*WORK ITEM:*
Could you write out, word for word, only the lines from the one containing "Serialize everything readable" through the last line of the data below?

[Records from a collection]

• • • •

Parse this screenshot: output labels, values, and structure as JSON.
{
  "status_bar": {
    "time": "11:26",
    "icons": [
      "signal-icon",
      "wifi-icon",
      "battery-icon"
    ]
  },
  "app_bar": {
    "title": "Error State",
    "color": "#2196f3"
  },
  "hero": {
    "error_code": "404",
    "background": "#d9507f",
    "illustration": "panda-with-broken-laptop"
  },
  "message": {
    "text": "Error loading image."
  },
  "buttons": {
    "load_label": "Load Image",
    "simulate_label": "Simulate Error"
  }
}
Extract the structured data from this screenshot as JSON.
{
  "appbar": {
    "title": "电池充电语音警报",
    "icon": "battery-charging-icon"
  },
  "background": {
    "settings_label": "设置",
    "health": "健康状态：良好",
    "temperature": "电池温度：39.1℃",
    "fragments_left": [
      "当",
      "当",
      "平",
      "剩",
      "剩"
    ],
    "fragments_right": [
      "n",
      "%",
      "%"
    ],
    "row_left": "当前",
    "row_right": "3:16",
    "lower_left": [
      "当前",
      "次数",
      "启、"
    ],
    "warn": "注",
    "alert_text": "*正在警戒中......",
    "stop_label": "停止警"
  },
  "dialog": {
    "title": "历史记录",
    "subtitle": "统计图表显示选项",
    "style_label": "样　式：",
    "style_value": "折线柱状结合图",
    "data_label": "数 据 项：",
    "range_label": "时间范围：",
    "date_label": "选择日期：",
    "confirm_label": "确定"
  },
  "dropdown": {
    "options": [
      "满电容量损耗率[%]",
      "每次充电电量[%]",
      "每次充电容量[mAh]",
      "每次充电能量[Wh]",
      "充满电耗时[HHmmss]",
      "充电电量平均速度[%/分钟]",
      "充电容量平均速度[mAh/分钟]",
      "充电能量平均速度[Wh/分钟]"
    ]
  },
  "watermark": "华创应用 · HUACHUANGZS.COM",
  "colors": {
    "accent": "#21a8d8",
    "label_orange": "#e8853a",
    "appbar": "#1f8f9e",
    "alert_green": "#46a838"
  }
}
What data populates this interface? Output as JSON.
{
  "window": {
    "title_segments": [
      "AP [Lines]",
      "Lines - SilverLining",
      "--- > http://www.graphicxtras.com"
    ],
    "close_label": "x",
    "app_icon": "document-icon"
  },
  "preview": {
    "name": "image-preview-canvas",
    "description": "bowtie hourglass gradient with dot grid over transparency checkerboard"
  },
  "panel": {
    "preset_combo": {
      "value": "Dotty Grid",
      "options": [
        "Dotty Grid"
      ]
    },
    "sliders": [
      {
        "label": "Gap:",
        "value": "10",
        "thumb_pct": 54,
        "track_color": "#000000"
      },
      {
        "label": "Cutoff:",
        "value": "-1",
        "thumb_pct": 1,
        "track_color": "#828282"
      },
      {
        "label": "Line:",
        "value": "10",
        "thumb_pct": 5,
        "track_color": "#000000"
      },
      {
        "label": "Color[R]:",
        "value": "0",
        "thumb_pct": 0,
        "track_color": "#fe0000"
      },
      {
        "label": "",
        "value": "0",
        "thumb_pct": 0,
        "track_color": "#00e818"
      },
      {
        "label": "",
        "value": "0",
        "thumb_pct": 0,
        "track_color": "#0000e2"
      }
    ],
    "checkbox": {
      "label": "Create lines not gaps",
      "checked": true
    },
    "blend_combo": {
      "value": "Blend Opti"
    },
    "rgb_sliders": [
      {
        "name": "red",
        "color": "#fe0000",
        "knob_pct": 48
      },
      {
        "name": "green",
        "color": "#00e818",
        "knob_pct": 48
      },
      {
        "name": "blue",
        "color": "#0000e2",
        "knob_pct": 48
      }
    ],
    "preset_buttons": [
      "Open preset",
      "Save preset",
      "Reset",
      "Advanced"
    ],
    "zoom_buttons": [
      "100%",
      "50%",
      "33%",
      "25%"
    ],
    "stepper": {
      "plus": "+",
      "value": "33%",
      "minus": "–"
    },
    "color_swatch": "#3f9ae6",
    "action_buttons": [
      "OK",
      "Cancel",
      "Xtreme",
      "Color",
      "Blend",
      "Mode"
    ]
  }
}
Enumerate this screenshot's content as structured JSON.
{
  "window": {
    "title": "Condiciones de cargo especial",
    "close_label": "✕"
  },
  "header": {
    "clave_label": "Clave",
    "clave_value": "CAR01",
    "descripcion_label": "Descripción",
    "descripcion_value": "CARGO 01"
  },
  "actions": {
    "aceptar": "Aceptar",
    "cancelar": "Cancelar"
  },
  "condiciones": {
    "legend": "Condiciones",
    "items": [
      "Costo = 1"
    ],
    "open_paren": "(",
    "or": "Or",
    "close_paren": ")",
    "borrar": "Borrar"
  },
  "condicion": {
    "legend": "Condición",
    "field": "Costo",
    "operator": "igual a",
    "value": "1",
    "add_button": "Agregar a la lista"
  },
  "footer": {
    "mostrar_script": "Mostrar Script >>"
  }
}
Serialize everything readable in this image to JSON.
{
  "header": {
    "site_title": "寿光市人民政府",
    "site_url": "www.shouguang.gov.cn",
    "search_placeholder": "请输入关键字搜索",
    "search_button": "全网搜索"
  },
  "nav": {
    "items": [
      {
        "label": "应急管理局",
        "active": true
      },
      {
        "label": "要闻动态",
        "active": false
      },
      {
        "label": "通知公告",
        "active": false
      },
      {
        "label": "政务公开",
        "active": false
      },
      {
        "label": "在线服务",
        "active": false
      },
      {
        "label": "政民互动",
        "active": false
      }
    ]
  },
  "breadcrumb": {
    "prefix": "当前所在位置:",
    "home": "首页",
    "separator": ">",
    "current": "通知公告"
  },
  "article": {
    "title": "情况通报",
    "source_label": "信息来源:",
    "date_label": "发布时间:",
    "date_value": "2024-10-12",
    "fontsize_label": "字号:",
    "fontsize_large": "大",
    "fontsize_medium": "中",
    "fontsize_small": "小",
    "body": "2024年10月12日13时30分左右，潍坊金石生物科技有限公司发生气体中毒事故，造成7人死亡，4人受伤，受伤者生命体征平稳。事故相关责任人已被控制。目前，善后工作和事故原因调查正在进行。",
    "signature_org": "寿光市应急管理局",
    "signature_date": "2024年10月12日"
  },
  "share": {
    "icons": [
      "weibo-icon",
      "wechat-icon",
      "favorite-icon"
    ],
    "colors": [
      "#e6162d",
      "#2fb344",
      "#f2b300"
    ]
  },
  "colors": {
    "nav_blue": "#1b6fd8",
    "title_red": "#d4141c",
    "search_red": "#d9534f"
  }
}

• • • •

*WRITTEN ANSWER:*
Serialize everything readable in this image to JSON.
{
  "header": {
    "site_title": "寿光市人民政府",
    "site_url": "www.shouguang.gov.cn",
    "search_placeholder": "请输入关键字搜索",
    "search_button": "全网搜索"
  },
  "nav": {
    "items": [
      {
        "label": "应急管理局",
        "active": true
      },
      {
        "label": "要闻动态",
        "active": false
      },
      {
        "label": "通知公告",
        "active": false
      },
      {
        "label": "政务公开",
        "active": false
      },
      {
        "label": "在线服务",
        "active": false
      },
      {
        "label": "政民互动",
        "active": false
      }
    ]
  },
  "breadcrumb": {
    "prefix": "当前所在位置:",
    "home": "首页",
    "separator": ">",
    "current": "通知公告"
  },
  "article": {
    "title": "情况通报",
    "source_label": "信息来源:",
    "date_label": "发布时间:",
    "date_value": "2024-10-12",
    "fontsize_label": "字号:",
    "fontsize_large": "大",
    "fontsize_medium": "中",
    "fontsize_small": "小",
    "body": "2024年10月12日13时30分左右，潍坊金石生物科技有限公司发生气体中毒事故，造成7人死亡，4人受伤，受伤者生命体征平稳。事故相关责任人已被控制。目前，善后工作和事故原因调查正在进行。",
    "signature_org": "寿光市应急管理局",
    "signature_date": "2024年10月12日"
  },
  "share": {
    "icons": [
      "weibo-icon",
      "wechat-icon",
      "favorite-icon"
    ],
    "colors": [
      "#e6162d",
      "#2fb344",
      "#f2b300"
    ]
  },
  "colors": {
    "nav_blue": "#1b6fd8",
    "title_red": "#d4141c",
    "search_red": "#d9534f"
  }
}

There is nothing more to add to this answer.